Agreement Bargaining Definition

In the Common Law, Ford v A.U.E.F. [1969],[8] the courts once ruled that collective agreements were not binding. Second, the Industrial Relations Act of 1971, introduced by Robert Carr (Minister of Labour in Edward Heath`s cabinet), provided that collective agreements were binding, unless a written contractual clause explained otherwise. After the death of the Heath government, the law was rescinded to reflect the tradition of the UK`s labour relations policy of legally refraining from workplace disputes. After eleven days of strike, an agreement was reached, increasing the salaries of beginners and veterans while guaranteeing them a pension. Workers are not required to join a union on a given job. However, most sectors of activity with an average trade union organization of 70% are subject to a collective agreement. An agreement does not prohibit higher wages and better social benefits, but sets a legal minimum, much like a minimum wage. In addition, a national agreement on income policy is often, but not always, reached, including all trade unions, employers` organisations and the Finnish government. [1] Collective bargaining involves bargaining that focuses on a number of elements that are not related to payment. They generally concern the well-being of workers and job security.

For example, it includes factors such as working conditions, directives, recruitment and disciplinary procedures. We can also look at inclusive negotiations where both sides lose to win. For example, unions may be willing to forego annual bonuses to have a higher annual salary. Or alternatively, the union would agree to a wage freeze to accept better working conditions. Thus, workers would lose due to a fall in real wages, while the employer would have to invest under better conditions. One area of the ongoing conflict between unions and employers is where wage increases are mandatory bargaining issues. In Acme Die Casting v. NLRB, 26 F.3d 162 (D.C cir. 1994), the Court of Appeal analysed the employer`s historical practice of fixing the frequency and level of wage increases and found that the granting of a wage increase was not left to the discretion of the employer and could not be decided without negotiation with the union (see also The Daily News of Los Angeles v NLRB, 979 F.2d 1571 [D.C. Cir.

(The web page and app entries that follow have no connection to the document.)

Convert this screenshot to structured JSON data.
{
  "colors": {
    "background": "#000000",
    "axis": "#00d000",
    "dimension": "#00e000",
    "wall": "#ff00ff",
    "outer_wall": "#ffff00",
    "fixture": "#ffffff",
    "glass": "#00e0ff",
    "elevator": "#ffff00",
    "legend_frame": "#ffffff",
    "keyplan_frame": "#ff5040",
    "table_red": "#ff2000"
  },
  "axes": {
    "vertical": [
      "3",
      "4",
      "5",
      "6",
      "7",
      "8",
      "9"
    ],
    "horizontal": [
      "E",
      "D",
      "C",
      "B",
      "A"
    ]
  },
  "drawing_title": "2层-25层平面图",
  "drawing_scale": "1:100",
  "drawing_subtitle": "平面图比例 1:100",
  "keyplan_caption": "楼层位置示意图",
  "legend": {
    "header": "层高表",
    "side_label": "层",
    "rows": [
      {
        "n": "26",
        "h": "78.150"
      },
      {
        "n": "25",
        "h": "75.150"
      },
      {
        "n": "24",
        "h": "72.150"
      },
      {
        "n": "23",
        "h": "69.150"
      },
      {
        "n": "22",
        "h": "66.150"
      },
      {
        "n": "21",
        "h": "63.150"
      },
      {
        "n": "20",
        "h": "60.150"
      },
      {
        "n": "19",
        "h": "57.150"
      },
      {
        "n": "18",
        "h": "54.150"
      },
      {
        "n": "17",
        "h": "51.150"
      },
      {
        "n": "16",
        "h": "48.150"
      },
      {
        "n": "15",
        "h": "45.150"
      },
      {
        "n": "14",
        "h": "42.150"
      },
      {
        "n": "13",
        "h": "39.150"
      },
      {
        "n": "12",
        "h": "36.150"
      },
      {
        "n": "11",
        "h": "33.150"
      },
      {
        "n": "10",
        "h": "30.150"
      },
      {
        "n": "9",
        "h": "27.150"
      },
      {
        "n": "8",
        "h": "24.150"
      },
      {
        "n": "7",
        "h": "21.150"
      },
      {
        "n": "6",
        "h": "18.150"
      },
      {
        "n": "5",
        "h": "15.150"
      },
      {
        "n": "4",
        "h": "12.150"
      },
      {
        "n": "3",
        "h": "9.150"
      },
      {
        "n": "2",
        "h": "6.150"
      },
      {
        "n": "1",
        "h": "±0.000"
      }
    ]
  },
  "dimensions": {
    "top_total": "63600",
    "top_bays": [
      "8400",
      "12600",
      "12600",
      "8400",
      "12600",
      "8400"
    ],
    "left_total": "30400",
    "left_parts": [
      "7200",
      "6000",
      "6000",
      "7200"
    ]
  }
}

1992] [Retrocedation to NLRB to determine whether salary increases, consistent in terms of date, but discretionary in terms of amount, are considered mandatory subjects of negotiation]). A collective agreement consists of several components. Some are negotiable, others are not. Others are usual for union contracts, such as management rights and contribution review clauses. . . .